--- Try to apply Acceptance to things that happen throughout the day.
--- Allocate time out of your busy schedule once or twice per week to create a session where you think about and reflect on your negative past experiences, and then apply Acceptance. Once the time is up and the session is over, you must change your attention to something else. We call it, “changing the channel on your mind to something else”.
--- Practice Acceptance every day and make it part of your behavior.
--- Remind yourself that you’re choosing acceptance and why this is important to you.
--- Make your own list of things you’d like to accept.
--- Focus on the present, and try to accept that things will happen in the future.
--- Try to accept reality without passing judgment more than acknowledging that it happened.
--- Meditation and Mindfulness can also help you to spot and apply Acceptance techniques.
It's also a good idea to consult a professional, such as a physiotherapist, who can help you better cope with and heal from your emotional traumatic experiences.
Let’s face the fact that emotional pain is part of our lives, and that accepting reality can help minimize needless suffering. It’s up to us to make healthy changes. Acceptance of reality can be hard but it’s something we must do in order to live a healthy, happy, and successful life.
The main message here is to understand that Acceptance is a powerful tool that we can use to help us effectively manage our reality.
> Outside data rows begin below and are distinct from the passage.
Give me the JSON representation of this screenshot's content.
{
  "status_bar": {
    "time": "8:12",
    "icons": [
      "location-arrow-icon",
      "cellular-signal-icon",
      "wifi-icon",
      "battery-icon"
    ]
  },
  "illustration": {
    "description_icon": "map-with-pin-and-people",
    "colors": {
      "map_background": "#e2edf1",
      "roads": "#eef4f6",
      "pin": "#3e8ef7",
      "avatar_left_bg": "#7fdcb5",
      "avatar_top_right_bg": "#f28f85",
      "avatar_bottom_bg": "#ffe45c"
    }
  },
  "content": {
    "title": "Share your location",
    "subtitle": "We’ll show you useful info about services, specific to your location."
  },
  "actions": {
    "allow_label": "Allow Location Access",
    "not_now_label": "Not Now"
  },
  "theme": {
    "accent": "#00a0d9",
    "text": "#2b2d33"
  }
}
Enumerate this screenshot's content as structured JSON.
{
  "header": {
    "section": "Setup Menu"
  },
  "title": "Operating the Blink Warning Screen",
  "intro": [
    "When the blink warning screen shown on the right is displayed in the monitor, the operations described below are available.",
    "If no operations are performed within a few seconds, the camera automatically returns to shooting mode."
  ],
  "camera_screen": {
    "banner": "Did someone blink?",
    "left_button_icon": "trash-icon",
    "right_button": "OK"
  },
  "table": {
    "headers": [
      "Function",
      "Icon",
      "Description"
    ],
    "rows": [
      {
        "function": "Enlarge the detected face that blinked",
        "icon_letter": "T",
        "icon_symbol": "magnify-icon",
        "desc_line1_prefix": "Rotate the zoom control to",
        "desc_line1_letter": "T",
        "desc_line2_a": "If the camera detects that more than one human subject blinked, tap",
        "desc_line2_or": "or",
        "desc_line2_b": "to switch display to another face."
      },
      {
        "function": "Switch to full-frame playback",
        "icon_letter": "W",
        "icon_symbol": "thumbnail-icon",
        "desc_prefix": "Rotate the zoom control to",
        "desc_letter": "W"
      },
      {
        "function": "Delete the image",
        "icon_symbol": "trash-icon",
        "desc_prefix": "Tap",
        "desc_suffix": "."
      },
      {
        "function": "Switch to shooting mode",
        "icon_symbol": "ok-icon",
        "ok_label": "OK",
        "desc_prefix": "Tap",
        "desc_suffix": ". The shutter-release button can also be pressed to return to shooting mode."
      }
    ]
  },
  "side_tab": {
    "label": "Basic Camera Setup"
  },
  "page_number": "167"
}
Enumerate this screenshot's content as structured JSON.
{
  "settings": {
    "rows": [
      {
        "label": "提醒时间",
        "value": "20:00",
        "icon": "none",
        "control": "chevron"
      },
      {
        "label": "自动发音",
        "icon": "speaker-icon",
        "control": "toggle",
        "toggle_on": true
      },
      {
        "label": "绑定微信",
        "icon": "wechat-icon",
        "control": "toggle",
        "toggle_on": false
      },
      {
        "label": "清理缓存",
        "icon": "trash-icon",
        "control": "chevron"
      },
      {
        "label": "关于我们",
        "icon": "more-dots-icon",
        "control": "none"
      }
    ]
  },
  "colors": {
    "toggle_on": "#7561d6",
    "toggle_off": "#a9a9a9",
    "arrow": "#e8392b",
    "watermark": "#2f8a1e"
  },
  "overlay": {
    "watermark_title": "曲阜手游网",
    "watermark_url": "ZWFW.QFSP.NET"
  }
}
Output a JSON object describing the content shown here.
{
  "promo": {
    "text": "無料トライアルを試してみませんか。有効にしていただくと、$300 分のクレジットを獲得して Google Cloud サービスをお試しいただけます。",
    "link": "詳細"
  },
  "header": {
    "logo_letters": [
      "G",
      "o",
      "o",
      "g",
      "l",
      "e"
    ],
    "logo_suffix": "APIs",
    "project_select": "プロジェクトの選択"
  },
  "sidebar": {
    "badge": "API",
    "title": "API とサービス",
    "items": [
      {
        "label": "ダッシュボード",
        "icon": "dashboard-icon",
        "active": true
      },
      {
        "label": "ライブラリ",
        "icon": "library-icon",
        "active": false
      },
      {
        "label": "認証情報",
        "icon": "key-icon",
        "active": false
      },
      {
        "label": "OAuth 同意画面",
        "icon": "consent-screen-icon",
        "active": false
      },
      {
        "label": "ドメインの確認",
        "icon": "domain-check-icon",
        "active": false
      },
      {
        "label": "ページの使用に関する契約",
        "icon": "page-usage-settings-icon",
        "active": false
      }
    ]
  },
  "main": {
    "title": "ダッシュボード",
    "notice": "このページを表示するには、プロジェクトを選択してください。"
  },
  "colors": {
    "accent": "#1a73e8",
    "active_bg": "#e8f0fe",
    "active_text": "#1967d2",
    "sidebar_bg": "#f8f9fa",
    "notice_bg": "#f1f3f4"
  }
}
It’s up to you to apply Acceptance to your past and present experiences.
May you find love, peace, and happiness in your life -